» EXERCISE
Check each line of the entries below for the word "WATER", then report how many have it, with no other words.

» INPUT
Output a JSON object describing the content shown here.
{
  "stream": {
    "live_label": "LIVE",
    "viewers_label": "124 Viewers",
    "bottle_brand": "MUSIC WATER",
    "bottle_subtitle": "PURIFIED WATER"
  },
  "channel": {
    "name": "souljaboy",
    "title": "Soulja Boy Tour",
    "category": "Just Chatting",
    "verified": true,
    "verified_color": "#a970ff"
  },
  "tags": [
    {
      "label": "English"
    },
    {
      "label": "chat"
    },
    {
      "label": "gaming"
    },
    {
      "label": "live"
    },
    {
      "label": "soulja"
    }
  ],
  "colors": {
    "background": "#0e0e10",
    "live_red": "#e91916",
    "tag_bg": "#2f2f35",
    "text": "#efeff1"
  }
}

» RESPONSE BELOW
2